The Murder of Helen Jewett speaks about anonymity in 19th-century NYC

These days, most Americans live in cities, those humming beehives of culture and filth, where each person straddles a changing role between anonymity and responsibility as he goes about his day.  In the 19th century, however, cities were new in the United States and peoples’ place in them was in flux.  Anonymity was everything in these early cities—poor girls flocked to them to be sought-after courtesans, men cultivated fake names, people of modest means courted like they lived in a Bronte novel.

But sometimes all of the changing roles and huge amounts of freedom could turn more dangerous. The Murder of Helen Jewett by Patricia Cline Cohen tells the story of what happens when freedom and anonymity combine to more sinister ends.

Shadows of Obsession


Shadows of Obsession, An erotic novel that cautions us that sometimes one touch, one taste of undulated ecstasy, or one chance encounter, is all it takes to become the object of someone's affection, or the desire to become someone's obsessional affliction

  An erotic psychological thriller that sets the heart racing, and the pulse pounding

A Small Farm in Maine...

Maybe it’s in my head, but it seems that more and more people are looking to both live more cheaply and responsibly. In part, that stems from the fact that driving anywhere today costs five dollars – the bus is cheaper – but it also has to do with the advancement in technology and horticulture. Those two things seem at odds, but they’re not. And a few decades back Terry Silber, who was once a Boston-based magazine designer, wrote a book detailing her working a farm and the way she acquired knowledge to retreat from the city.
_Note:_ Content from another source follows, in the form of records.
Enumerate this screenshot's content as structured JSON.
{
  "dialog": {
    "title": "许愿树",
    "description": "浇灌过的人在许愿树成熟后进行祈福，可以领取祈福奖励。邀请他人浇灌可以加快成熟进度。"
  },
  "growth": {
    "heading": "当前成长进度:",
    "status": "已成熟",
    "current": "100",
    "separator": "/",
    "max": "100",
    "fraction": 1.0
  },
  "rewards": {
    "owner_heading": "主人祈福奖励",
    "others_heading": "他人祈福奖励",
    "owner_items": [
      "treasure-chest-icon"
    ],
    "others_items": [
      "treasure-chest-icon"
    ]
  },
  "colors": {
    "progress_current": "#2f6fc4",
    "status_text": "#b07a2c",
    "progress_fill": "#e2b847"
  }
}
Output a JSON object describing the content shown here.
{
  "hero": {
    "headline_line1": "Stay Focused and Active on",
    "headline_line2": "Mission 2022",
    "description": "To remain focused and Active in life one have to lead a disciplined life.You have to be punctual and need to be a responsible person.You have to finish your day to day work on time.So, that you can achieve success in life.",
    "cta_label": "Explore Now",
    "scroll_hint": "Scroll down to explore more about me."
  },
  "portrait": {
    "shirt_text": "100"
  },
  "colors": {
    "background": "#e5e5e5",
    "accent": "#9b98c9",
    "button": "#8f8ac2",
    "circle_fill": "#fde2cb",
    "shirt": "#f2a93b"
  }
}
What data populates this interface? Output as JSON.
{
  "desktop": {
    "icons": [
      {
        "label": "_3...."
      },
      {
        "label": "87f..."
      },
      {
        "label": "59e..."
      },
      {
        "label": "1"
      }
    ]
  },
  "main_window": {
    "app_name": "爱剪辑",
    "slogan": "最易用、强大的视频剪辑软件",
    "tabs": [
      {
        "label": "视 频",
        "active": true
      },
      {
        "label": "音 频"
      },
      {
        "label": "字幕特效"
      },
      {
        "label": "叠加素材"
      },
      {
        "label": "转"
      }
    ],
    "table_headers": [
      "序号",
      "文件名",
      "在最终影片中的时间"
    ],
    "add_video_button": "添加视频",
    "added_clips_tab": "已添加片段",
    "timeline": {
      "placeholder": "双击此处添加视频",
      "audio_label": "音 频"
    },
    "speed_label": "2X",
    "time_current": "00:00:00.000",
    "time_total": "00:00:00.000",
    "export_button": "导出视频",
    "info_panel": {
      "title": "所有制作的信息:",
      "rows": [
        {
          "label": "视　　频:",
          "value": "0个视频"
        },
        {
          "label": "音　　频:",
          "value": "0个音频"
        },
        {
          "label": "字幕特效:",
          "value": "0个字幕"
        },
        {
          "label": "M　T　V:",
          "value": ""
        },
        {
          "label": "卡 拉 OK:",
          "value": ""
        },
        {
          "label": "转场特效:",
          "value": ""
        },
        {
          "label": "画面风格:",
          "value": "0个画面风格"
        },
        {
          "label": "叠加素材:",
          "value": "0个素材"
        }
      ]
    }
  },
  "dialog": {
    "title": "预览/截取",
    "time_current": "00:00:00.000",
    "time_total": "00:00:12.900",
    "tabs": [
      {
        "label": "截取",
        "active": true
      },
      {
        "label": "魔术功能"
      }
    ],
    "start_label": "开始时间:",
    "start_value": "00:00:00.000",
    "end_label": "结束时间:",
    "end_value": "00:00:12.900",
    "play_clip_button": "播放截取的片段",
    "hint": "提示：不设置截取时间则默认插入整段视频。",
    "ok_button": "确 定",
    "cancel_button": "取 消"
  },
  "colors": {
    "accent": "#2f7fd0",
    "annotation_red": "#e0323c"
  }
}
No Wave and Byron Coley

If you happened to have picked up No Wave: Post-Punk. Underground. New York. 1976-1980.- and you should – it should have been immediately apparent that Thurston Moore’s name appears before Byron Coley’s. Granted, having been witness to at least some of what the book details probably makes Moore a decent commentator. But the fact that a guy whose made his life’s work writing on music while hocking rare records shouldn’t get second billing. Marketing’s a mother, huh?